Treatment with MBSR may be an effective nonpharmacologic therapy that has the potential to become a preferred treatment for patients with mild to moderate TBI and symptoms of chronic insomnia, which is present in over 70% of people with TBI. Cognitive behavioral therapy for insomnia has been tested in small studies in veterans with TBI, however, this often fails to address comorbid posttraumatic stress disorder (PTSD) or pain. An internationally standardized protocol, MBSR has been shown to reduce insomnia and chronic pain in recent studies in civilians, and reduce PTSD symptoms in veterans with TBI.
These data were presented at SLEEP2019, the 33rd annual meeting of the Associated Professional Sleep Societies LLC (APSS), a joint venture of the American Academy of Sleep Medicine and the Sleep Research Society.
Serge Gauthier, CM, CQ, MD, FRCPC; and Pedro Rosa-Neto, MD, PhD
Jeffrey L. Cummings, MD, ScD
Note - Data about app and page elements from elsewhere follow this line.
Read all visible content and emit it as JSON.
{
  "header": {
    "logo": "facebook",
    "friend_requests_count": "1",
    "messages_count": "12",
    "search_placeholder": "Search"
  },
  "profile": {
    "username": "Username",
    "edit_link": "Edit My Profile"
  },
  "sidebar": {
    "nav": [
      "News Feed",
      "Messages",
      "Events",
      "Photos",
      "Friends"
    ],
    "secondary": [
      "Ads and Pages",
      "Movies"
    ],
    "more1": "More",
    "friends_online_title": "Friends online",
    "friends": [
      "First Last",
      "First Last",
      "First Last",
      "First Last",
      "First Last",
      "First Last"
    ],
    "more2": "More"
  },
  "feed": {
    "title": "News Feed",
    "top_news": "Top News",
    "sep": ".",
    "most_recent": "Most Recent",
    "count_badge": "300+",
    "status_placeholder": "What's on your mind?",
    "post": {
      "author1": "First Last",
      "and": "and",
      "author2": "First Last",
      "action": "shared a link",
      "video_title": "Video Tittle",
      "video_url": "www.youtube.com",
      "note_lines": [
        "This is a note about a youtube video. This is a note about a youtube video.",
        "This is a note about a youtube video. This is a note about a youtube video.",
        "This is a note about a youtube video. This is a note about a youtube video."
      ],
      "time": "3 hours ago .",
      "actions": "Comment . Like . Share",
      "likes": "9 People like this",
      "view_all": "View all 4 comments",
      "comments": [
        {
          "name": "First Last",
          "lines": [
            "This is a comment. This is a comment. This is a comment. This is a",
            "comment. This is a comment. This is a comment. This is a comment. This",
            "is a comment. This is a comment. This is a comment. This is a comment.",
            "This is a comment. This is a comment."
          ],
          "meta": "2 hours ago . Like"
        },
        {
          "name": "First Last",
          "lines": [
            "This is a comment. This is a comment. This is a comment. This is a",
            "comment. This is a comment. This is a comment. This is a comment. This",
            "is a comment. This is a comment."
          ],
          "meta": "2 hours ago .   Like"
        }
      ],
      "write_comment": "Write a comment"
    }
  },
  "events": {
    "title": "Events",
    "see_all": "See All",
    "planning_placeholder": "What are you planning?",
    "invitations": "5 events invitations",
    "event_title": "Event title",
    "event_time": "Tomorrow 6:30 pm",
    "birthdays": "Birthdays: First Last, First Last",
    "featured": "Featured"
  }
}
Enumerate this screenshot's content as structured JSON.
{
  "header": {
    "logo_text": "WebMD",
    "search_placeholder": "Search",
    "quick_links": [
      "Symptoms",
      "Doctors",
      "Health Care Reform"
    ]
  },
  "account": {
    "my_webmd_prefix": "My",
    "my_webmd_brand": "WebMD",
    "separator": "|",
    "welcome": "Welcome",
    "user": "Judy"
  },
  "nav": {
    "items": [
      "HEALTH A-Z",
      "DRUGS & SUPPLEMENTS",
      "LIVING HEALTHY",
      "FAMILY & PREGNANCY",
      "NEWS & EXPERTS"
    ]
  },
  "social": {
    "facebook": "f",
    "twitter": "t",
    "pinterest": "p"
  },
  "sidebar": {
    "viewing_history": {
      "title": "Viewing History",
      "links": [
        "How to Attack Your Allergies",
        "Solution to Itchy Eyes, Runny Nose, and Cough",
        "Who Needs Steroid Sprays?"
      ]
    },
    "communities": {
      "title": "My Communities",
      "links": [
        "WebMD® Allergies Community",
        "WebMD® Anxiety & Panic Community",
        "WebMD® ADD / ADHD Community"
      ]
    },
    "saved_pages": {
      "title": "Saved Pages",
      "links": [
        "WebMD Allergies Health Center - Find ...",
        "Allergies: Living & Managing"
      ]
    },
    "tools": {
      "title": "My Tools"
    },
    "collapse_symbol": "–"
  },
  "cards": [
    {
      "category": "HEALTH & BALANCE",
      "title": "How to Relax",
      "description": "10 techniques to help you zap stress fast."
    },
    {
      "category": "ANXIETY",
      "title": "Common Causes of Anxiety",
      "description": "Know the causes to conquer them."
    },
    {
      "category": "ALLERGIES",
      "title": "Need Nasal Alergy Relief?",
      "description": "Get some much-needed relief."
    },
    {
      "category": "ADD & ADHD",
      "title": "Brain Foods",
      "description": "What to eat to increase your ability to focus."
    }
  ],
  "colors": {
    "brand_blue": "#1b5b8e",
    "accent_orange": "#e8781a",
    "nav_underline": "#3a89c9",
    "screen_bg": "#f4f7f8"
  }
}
Jennifer Medina, PhD; and Sarah J. Banks, PhD, ABPP-CN